Usually, when I do a conference recap, I wait a few days for the data to settle. However, we’ve got an earlier flight on Friday, and with a wedding and Mother’s Day this weekend, the data would be stale by the time I could reasonably get to it.
So what we do here is use Twitter’s API to pull all the tweets we could find with the hashtag #MLANET22. This yielded a database of 1,607 tweets as of the time I wrote this post.
Not bad! Let’s dive into the online discourse.
Frequent Words and Word Pairs
The most straightforward natural language processing method is bag-of-words. What BOW does is treat each unique word as meaningful in itself, and therefore words (or phrases) that occur frequently are “more meaningful.” The first thing we have to do is correct for stopwords, which are things like “the,” and “and,” that don’t add that much semantic meeting. Of course, reasonable people have discussions about what words should be stopwords, but that’s a conversation for another time.
So here are the most frequent terms! The Janet Doe lecture seems to be the most popular tweet string, and everything else aligns with what we would probably predict.

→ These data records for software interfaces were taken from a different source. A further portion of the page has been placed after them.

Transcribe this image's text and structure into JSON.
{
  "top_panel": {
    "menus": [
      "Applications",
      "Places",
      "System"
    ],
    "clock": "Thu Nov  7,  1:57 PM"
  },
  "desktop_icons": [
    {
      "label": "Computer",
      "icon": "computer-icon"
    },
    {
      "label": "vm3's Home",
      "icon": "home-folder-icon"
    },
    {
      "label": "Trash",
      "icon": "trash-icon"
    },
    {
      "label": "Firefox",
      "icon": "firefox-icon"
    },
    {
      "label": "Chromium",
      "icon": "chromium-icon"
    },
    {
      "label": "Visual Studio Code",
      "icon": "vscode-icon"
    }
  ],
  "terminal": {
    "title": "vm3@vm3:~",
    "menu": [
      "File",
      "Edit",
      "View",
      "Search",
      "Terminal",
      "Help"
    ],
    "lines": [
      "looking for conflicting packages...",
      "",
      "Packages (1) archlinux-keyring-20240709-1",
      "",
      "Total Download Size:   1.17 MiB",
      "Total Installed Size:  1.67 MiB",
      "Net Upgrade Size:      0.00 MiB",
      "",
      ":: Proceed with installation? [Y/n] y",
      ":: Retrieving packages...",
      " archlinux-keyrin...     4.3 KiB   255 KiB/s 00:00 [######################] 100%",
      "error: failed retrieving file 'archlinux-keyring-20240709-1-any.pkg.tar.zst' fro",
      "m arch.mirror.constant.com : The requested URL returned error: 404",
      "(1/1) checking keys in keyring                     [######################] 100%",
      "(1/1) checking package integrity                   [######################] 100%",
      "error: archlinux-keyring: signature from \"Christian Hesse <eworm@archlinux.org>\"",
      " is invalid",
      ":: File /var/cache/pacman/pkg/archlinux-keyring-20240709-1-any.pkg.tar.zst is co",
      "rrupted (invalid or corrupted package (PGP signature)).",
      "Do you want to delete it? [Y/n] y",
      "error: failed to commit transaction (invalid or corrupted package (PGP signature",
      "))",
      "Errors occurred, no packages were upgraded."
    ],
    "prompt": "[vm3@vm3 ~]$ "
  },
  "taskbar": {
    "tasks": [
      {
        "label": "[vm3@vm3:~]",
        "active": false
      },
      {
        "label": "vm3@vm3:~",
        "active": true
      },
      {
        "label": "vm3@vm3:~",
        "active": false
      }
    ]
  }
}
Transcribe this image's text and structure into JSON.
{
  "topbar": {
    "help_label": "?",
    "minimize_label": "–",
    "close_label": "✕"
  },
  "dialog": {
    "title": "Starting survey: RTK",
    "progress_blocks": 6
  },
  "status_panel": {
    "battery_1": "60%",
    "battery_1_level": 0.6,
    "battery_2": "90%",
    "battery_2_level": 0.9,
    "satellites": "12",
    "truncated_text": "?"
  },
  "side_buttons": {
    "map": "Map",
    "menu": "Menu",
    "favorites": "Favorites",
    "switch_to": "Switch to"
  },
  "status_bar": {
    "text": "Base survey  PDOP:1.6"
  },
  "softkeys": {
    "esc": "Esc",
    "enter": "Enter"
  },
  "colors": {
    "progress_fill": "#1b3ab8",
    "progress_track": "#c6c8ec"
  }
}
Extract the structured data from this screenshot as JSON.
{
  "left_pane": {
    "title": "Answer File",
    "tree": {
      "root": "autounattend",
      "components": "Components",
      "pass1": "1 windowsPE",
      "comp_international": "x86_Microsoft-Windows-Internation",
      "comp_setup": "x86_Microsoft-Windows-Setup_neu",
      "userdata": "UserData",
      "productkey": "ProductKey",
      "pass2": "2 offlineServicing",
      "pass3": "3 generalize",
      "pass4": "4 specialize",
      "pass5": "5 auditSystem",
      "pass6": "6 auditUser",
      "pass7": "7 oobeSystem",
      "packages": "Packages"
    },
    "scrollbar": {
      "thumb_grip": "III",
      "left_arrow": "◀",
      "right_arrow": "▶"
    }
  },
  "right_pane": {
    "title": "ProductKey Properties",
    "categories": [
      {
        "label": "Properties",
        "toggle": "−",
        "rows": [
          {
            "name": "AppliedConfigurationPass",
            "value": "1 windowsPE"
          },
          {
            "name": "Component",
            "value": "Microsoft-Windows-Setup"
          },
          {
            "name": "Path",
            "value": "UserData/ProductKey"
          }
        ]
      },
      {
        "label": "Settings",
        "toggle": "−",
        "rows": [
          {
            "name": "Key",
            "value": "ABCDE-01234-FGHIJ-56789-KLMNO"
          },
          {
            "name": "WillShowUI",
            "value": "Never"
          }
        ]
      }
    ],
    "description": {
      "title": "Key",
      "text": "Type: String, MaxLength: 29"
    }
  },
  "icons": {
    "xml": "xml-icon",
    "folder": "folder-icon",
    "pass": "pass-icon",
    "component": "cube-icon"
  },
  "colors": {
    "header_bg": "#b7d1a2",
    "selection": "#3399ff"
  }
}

I also like to do network plots because they can capture strings longer than two words. This shows a bit more nuance than the bar graphs are able to do. We see many more names, things about the Flint Water Crisis (which is still going on), and other general conference happenings.
Let’s move on to another method: Sentiment Analysis. In sentiment analysis, we use a set of words associated with specific emotions. This is a very basic version of transfer learning. Here, we see that words are associated with trust and anticipation. Not a lot of disgust and anger. That’s a good thing! Probably because the people (and food) here have been freaking amazing.
Now, let’s see what tweets cluster together. We use a version of a latent Dirichlet allocation, which looks at how different words occur together across different tweets. Tweets around Monahanna occurred the most. Other topics are a bit harder to interpret. If I wasn’t writing this on 4 hours of sleep, I might try to tune the model a little more to collapse some of these categories and get some more distinct.
This is an essential point about AI in general. Data is just data. People are still needed to make sense of the results. Many really important decision still require a human in the loop.
And the top tweet is!
Summing up — Cajun Style
PubTrawlr has had a ton of fun here in New Orleans. We’ve met some great people with great insights. That’s what we were after–the critical feedback that helps us put the research into practice. And that helps us to make a dent in the world.